** RECORDS TO USE follows **

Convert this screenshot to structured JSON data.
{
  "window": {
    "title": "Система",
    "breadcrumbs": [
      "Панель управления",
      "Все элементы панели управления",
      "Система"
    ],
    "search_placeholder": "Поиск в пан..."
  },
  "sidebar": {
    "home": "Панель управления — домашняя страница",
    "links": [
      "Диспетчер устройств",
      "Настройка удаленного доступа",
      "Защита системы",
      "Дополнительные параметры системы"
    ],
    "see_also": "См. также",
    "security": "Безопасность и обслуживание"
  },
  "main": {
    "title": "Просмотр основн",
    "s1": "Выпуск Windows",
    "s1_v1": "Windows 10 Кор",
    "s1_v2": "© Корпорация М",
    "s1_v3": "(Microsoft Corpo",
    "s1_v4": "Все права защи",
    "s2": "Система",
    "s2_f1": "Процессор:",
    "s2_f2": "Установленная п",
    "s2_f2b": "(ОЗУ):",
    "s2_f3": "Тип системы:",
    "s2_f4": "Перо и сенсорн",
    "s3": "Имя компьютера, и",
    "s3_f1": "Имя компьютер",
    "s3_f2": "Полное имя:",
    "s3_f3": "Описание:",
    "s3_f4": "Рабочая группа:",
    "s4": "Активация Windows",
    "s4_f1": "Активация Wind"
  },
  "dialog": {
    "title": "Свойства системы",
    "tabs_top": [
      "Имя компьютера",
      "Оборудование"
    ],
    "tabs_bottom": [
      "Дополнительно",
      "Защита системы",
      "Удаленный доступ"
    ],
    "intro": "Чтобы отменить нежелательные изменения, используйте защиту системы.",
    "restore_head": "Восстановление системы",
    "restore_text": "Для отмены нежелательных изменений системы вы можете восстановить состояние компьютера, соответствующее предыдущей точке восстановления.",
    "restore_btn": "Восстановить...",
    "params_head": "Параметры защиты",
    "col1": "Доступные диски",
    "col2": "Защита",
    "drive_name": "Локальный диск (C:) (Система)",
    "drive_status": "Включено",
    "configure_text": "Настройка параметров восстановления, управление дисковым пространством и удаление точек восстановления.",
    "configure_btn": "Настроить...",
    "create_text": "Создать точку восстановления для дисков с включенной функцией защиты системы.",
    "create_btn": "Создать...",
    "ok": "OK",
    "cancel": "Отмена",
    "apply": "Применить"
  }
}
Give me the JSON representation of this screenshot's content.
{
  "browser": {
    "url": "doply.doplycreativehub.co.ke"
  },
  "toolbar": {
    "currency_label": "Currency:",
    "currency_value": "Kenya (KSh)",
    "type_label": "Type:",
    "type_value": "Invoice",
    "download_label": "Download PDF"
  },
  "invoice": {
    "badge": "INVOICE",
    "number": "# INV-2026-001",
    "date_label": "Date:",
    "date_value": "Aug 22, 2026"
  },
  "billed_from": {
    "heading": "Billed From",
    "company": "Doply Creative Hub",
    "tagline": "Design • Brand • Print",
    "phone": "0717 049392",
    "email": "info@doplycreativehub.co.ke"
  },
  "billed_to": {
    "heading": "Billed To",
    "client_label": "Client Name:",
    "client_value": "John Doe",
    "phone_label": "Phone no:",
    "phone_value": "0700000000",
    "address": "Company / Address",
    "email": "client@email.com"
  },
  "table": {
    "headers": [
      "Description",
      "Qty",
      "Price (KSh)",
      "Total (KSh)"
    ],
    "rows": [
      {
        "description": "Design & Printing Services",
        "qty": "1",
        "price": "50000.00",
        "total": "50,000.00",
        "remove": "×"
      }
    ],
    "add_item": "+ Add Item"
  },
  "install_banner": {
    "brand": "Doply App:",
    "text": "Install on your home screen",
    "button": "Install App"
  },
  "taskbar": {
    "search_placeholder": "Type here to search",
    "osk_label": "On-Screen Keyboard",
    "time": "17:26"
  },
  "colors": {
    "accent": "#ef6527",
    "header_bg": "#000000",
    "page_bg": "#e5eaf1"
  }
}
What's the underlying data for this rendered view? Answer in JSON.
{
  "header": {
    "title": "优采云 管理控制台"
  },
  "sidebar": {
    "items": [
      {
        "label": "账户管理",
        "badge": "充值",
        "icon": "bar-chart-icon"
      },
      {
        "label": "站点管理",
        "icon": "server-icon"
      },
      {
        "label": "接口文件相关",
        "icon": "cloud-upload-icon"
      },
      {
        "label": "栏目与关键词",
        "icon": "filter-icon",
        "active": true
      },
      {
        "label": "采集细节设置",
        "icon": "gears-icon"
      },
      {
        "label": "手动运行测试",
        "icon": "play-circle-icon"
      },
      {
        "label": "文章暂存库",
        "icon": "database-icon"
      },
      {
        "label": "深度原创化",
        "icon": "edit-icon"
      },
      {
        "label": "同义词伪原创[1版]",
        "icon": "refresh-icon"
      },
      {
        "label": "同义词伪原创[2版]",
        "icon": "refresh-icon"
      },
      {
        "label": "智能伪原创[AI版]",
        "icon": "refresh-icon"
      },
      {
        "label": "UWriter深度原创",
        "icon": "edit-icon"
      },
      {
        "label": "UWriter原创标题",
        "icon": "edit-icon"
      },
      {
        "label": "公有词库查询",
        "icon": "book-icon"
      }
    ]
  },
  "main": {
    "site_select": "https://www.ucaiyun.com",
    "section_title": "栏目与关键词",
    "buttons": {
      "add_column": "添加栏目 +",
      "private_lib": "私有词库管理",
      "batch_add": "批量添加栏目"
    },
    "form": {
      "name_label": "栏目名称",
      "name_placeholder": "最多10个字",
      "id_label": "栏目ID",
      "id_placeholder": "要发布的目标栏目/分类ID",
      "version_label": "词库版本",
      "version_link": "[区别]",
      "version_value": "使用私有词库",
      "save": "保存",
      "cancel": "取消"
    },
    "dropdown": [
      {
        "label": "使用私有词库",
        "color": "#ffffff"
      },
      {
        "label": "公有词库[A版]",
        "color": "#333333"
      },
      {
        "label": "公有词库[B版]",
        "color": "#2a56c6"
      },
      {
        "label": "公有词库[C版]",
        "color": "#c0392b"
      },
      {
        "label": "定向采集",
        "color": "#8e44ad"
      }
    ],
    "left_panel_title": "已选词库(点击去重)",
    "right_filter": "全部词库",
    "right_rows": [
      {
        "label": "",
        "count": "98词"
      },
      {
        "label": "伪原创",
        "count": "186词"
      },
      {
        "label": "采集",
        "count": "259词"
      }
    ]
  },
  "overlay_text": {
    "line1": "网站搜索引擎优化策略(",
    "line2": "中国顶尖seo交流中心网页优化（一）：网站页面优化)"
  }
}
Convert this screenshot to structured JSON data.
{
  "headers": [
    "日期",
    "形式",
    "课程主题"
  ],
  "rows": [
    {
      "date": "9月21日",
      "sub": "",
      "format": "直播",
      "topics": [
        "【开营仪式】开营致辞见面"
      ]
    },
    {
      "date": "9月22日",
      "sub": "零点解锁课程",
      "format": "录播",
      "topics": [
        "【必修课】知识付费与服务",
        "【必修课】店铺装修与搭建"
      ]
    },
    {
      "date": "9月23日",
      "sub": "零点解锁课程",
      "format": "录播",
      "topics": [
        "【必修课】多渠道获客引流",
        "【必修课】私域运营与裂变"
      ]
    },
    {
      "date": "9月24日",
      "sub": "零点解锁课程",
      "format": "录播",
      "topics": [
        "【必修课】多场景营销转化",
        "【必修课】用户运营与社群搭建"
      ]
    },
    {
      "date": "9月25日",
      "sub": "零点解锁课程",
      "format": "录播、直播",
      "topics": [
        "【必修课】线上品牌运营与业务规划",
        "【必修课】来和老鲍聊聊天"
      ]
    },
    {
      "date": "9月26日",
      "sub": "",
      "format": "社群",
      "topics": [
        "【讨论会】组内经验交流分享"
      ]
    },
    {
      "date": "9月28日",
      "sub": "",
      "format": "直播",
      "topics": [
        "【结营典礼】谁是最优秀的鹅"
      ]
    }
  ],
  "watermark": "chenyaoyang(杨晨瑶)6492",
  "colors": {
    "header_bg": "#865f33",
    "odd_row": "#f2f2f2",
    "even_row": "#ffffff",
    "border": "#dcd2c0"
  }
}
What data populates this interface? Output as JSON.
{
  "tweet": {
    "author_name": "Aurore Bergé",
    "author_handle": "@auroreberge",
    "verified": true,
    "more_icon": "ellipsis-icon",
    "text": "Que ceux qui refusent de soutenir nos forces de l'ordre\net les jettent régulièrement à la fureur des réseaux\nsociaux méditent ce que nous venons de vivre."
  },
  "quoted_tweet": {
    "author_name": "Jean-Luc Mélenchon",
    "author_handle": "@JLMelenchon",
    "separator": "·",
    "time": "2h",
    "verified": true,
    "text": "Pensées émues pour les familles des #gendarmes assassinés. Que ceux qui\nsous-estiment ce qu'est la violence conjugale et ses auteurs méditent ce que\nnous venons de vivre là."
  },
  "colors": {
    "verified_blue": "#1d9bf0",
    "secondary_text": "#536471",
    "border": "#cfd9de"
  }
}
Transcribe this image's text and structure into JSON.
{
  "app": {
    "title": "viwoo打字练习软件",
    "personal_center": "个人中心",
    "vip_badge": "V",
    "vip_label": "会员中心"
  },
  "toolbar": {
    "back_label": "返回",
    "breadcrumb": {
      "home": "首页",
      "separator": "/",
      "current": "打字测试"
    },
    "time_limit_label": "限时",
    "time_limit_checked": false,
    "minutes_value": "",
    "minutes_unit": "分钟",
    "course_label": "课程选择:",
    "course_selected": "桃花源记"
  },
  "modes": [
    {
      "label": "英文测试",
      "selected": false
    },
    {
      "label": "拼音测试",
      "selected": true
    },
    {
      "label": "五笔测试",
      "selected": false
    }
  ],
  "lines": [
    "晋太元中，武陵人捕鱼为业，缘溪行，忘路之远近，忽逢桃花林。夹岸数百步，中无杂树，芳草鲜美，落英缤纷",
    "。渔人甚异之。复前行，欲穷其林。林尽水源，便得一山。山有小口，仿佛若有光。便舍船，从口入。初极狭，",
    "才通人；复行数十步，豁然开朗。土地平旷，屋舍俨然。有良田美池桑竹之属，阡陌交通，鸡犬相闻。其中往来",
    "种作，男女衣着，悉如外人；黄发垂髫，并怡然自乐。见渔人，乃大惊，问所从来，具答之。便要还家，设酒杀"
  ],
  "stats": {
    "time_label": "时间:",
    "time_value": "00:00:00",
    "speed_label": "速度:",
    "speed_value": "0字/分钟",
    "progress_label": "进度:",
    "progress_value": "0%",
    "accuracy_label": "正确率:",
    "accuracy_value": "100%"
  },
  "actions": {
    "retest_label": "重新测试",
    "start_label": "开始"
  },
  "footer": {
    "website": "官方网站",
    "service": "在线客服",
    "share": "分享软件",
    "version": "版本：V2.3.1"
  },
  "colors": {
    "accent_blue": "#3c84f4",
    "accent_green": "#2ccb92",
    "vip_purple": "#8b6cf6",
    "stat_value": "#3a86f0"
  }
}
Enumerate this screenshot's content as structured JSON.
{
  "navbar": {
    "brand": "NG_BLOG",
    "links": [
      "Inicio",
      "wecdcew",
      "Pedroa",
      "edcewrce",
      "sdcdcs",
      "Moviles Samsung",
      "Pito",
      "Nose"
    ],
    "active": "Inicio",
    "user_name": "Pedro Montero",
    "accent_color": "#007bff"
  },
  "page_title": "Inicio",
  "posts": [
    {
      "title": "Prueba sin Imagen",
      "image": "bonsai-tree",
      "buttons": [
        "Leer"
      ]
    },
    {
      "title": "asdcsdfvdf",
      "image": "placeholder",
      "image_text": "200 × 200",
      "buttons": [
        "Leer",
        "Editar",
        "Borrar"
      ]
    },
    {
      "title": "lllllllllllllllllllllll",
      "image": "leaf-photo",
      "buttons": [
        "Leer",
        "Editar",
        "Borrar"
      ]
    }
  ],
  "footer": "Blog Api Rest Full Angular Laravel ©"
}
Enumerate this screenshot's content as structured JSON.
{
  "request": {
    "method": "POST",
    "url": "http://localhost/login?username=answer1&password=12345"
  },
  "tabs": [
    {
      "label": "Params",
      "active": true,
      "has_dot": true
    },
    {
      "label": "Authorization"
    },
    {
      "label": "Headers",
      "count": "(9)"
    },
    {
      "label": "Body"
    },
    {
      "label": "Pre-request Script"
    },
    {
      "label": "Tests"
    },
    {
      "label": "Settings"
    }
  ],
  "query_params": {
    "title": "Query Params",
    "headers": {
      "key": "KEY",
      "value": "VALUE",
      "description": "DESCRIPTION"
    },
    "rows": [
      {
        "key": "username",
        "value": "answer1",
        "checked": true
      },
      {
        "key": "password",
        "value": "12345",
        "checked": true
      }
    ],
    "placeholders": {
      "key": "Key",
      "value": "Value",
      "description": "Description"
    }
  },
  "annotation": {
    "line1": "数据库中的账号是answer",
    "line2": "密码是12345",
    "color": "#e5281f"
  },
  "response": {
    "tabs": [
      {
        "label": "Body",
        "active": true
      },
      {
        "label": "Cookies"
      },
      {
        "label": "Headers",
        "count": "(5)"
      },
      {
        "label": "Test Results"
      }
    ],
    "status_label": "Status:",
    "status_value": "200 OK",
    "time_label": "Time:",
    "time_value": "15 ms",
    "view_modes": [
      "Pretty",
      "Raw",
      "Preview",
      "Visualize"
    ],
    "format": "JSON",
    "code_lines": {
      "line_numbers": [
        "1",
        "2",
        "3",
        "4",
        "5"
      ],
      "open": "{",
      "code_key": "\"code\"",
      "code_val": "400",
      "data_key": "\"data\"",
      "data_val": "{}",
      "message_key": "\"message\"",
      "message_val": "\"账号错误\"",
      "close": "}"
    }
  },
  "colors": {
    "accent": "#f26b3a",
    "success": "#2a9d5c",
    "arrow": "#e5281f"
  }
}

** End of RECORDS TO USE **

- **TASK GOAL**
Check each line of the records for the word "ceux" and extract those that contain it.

- **FINAL ANSWER**
    "text": "Que ceux qui refusent de soutenir nos forces de l'ordre\net les jettent régulièrement à la fureur des réseaux\nsociaux méditent ce que nous venons de vivre."
    "text": "Pensées émues pour les familles des #gendarmes assassinés. Que ceux qui\nsous-estiment ce qu'est la violence conjugale et ses auteurs méditent ce que\nnous venons de vivre là."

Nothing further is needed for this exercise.